To become a licensed practical nurse, you must complete a diploma or certificate program or a degree from a state recognized and accredited institution. The higher the qualification you complete, the higher your starting salary will be. In addition to obtaining a diploma or degree, all nurses are required to take the NCLEX and any other certification exam for the state they want to work in. Necessary work experience can be obtained by doing an internship, volunteering with a charity organization and shadowing an experienced nurse on the job. You must genuinely care about helping sick people if you wish to pursue a career as a licensed practical nurse.

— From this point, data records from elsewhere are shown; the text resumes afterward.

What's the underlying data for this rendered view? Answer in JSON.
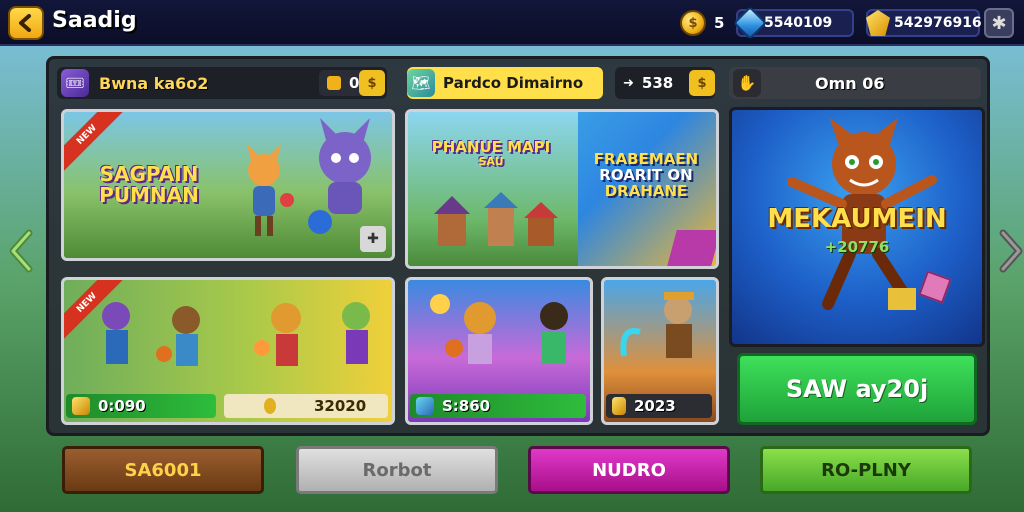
{
  "header": {
    "title": "Saadig",
    "coins": "5",
    "gems": "5540109",
    "gold": "542976916",
    "coin_symbol": "$"
  },
  "left_section": {
    "title": "Bwna ka6o2",
    "badge_value": "01"
  },
  "middle_section": {
    "title": "Pardco Dimairno",
    "badge_value": "538"
  },
  "right_section": {
    "title": "Omn 06"
  },
  "cards": {
    "top_left": {
      "title_line1": "SAGPAIN",
      "title_line2": "PUMNAN"
    },
    "top_middle": {
      "title_line1": "PHANUE MAPI",
      "title_line2": "SAU",
      "subtitle_line1": "FRABEMAEN",
      "subtitle_line2": "ROARIT ON",
      "subtitle_line3": "DRAHANE"
    },
    "featured": {
      "title": "MEKAUMEIN",
      "number": "+20776",
      "button_label": "SAW ay20j"
    },
    "bottom_left": {
      "stat_a": "0:090",
      "stat_b": "32020"
    },
    "bottom_middle_a": {
      "stat": "S:860"
    },
    "bottom_middle_b": {
      "stat": "2023"
    }
  },
  "bottom_buttons": [
    {
      "label": "SA6001",
      "color": "#7a4a22"
    },
    {
      "label": "Rorbot",
      "color": "#c9c9c9"
    },
    {
      "label": "NUDRO",
      "color": "#c21aa8"
    },
    {
      "label": "RO-PLNY",
      "color": "#5cc23a"
    }
  ],
  "icons": {
    "back": "back-arrow-icon",
    "coin": "coin-icon",
    "gem": "gem-icon",
    "gold": "gold-icon",
    "settings": "settings-icon",
    "prev": "chevron-left-icon",
    "next": "chevron-right-icon"
  }
}
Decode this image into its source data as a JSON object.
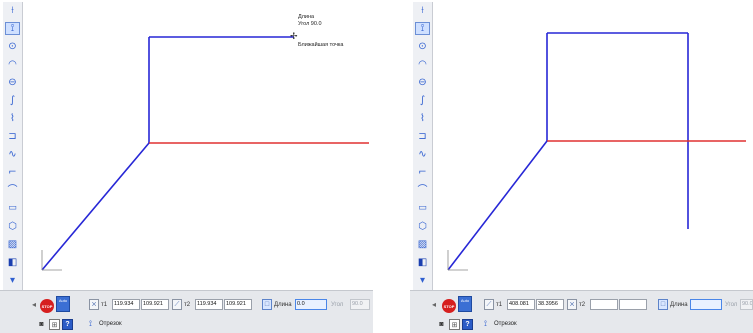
{
  "colors": {
    "construction_line": "#2727d6",
    "horizontal_line": "#e03030",
    "bottom_strip": "#e6e8ec",
    "toolbar": "#eef0f4",
    "stop_button": "#d61f1f",
    "highlight_field": "#4a86e8"
  },
  "toolbar": {
    "icons": [
      "axis-icon",
      "segment-icon",
      "circle-icon",
      "arc-icon",
      "ellipse-icon",
      "bezier-icon",
      "polyline-icon",
      "contour-icon",
      "spline-icon",
      "chamfer-icon",
      "fillet-icon",
      "rectangle-icon",
      "polygon-icon",
      "hatch-icon",
      "fill-icon",
      "more-icon"
    ],
    "active_icon": "segment-icon"
  },
  "left": {
    "tooltip": {
      "line1": "Длина",
      "line2": "Угол  90.0",
      "line3": "Ближайшая точка"
    },
    "properties": {
      "stop_label": "STOP",
      "auto_label": "Auto",
      "t1_label": "т1",
      "t1_x": "119.934",
      "t1_y": "109.921",
      "t2_label": "т2",
      "t2_x": "119.934",
      "t2_y": "109.921",
      "length_label": "Длина",
      "length_value": "0.0",
      "angle_label": "Угол",
      "angle_value": "90.0",
      "tool_name": "Отрезок"
    }
  },
  "right": {
    "properties": {
      "stop_label": "STOP",
      "auto_label": "Auto",
      "t1_label": "т1",
      "t1_x": "408.081",
      "t1_y": "38.3956",
      "t2_label": "т2",
      "t2_x": "",
      "t2_y": "",
      "length_label": "Длина",
      "length_value": "",
      "angle_label": "Угол",
      "angle_value": "90.0",
      "tool_name": "Отрезок"
    }
  }
}
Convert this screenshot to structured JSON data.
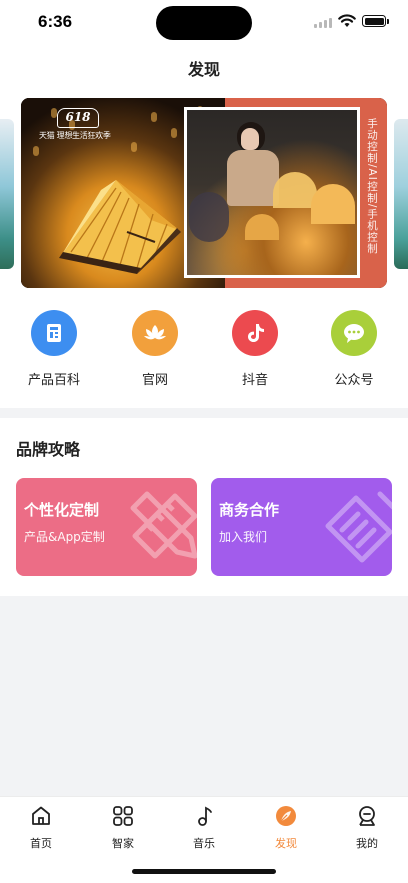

At the interview for a licensed practical nurse role, your interviewer will ask you various questions to determine whether or not you are a good fit for their organization. Be prepared to tell the interviewer about your work experience, tasks you've performed, what you like about the job and what characteristics you have that makes you an exceptional LPN.